------ INPUT MATERIAL ------

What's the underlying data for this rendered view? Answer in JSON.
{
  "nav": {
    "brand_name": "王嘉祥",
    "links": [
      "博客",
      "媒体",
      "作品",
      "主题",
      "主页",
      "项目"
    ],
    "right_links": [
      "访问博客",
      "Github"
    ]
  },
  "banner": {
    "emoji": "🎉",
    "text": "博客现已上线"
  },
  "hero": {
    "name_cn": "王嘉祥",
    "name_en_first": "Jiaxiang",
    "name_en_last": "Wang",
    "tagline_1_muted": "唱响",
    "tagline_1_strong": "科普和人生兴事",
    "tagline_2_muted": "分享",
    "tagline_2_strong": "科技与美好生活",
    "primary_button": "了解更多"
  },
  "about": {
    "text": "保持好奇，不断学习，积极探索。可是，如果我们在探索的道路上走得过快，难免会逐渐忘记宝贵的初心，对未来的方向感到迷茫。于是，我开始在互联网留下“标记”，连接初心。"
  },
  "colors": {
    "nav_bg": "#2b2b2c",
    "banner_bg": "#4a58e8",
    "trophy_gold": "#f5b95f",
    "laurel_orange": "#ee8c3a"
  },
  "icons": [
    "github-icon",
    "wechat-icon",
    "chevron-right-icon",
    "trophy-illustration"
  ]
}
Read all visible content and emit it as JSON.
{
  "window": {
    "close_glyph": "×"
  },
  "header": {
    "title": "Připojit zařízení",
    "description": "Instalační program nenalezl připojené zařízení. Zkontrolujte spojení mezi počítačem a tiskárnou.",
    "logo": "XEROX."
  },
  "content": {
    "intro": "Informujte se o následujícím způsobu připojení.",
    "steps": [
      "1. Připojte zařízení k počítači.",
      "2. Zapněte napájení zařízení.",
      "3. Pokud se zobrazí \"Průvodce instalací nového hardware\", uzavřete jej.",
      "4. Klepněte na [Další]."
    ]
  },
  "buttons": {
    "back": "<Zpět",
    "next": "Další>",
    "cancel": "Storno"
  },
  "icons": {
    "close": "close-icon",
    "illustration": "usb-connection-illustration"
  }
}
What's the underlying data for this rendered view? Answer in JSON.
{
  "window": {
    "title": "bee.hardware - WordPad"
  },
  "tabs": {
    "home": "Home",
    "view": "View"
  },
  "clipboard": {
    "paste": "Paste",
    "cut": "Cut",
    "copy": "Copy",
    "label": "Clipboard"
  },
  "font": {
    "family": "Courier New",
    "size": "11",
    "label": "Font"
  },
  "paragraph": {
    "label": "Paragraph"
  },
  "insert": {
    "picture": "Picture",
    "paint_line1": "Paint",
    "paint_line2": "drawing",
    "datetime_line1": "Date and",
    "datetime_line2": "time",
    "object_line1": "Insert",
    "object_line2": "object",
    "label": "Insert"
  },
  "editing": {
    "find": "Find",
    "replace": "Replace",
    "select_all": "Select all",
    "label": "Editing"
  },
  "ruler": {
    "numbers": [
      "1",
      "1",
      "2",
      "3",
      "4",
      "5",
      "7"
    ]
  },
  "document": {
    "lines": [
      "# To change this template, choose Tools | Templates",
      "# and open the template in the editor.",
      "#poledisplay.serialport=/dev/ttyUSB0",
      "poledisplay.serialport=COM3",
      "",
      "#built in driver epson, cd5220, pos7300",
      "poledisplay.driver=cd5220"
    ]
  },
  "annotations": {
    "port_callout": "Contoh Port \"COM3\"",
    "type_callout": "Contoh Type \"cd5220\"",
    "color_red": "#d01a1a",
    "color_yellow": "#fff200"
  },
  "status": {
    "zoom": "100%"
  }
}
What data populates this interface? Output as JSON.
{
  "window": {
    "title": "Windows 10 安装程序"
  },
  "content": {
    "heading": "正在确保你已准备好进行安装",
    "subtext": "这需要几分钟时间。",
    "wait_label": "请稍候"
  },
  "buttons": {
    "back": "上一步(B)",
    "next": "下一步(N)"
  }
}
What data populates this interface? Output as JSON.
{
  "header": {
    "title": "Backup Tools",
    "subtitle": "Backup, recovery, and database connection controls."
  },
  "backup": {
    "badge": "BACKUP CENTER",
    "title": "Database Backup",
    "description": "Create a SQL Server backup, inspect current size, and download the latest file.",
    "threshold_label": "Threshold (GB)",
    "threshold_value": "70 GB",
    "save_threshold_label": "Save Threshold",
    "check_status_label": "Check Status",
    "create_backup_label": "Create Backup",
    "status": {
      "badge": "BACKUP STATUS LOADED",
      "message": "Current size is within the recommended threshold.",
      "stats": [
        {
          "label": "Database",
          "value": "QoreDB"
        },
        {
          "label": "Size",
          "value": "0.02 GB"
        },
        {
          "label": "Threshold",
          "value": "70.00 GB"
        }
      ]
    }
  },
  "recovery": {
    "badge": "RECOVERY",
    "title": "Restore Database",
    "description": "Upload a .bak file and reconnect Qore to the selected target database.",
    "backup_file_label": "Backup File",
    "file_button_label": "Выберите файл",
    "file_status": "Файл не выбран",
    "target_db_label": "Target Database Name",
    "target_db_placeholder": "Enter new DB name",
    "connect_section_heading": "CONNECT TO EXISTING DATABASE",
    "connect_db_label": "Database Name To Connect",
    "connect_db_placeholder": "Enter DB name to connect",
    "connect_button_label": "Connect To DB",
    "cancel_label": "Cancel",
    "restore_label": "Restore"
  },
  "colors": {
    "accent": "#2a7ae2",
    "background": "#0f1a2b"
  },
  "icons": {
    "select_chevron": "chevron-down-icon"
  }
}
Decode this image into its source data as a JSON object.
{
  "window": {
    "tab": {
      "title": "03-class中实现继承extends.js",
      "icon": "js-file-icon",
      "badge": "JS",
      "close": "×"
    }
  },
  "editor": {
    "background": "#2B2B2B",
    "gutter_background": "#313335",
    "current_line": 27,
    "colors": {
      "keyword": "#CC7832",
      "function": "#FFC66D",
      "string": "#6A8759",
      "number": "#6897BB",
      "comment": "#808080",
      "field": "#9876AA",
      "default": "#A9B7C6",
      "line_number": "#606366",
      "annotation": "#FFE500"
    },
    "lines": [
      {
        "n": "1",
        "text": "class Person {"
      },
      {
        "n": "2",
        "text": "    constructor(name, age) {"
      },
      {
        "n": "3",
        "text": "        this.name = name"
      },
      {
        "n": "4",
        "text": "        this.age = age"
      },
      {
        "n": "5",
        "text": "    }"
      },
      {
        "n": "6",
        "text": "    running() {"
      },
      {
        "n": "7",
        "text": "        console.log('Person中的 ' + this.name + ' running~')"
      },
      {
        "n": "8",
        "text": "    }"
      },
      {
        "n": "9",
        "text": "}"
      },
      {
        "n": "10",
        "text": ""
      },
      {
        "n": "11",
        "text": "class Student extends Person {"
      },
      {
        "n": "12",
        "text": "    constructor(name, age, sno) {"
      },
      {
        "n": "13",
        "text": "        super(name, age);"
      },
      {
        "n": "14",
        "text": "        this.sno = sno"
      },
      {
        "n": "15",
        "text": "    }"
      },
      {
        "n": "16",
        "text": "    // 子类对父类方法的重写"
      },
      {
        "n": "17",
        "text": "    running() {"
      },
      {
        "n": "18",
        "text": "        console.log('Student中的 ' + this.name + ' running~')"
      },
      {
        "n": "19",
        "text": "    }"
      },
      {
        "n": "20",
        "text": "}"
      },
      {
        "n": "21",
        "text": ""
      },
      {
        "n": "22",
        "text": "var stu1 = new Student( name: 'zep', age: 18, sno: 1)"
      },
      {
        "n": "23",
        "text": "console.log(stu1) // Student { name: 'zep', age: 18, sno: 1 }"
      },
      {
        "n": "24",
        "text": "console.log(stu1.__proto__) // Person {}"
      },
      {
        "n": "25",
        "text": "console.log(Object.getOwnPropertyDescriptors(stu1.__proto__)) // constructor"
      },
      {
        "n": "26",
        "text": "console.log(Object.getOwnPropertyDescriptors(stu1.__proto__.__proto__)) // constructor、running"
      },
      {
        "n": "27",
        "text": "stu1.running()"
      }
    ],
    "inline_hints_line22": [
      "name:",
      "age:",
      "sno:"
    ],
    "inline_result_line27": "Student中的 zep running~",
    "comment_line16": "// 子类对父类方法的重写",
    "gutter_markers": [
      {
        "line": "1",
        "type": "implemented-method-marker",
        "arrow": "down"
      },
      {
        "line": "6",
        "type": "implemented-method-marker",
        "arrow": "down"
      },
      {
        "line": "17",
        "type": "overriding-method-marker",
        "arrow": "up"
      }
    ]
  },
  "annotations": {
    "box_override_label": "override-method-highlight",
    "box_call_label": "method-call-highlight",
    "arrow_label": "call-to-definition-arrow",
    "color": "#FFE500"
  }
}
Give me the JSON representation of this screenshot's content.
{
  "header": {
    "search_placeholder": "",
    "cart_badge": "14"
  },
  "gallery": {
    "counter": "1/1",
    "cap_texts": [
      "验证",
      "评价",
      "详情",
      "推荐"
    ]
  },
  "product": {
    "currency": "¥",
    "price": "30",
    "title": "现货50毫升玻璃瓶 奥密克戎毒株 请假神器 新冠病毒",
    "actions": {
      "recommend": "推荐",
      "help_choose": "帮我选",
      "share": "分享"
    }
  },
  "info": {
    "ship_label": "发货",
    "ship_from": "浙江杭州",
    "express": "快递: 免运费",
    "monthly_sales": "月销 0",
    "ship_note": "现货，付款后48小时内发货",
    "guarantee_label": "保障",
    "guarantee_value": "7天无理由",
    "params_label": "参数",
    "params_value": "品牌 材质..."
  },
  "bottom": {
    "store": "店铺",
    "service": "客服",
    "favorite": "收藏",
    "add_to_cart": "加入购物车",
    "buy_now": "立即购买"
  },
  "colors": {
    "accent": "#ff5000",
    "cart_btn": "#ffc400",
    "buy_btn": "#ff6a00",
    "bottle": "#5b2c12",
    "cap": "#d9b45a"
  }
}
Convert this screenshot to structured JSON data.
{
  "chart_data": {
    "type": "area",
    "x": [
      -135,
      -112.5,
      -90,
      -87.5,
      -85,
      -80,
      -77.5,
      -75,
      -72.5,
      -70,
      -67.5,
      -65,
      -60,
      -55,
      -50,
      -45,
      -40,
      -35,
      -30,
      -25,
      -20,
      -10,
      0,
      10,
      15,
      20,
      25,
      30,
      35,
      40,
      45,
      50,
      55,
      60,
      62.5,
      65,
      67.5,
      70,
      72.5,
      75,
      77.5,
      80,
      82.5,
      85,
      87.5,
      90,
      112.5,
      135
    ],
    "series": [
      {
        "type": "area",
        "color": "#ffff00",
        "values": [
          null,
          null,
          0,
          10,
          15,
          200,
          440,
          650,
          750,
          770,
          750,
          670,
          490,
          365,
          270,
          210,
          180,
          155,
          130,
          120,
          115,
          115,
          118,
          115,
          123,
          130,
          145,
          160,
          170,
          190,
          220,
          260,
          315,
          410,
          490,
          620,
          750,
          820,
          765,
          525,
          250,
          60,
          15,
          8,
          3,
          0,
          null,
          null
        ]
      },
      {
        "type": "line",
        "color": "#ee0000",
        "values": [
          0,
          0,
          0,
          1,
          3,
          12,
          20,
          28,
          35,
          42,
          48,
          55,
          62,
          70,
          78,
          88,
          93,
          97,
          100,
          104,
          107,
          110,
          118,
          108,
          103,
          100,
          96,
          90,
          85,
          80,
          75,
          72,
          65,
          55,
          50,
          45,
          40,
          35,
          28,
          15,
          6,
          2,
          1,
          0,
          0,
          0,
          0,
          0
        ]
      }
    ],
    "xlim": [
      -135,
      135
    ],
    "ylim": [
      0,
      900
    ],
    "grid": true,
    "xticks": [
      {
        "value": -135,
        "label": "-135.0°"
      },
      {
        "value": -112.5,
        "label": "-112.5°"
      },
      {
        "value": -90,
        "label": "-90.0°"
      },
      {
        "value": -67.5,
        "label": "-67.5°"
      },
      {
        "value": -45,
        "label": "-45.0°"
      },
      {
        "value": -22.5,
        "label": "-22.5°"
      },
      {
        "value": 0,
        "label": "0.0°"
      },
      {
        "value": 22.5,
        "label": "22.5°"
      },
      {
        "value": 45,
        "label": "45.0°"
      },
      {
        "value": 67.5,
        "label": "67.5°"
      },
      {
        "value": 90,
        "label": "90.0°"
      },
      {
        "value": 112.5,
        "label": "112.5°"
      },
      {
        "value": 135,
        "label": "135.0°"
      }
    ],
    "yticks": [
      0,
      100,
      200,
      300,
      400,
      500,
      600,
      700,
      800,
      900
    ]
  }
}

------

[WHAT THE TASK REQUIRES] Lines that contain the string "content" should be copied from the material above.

[RESPONSE]
Read all visible content and emit it as JSON.
  "content": {
  "content": {
Give me the JSON representation of this screenshot's content.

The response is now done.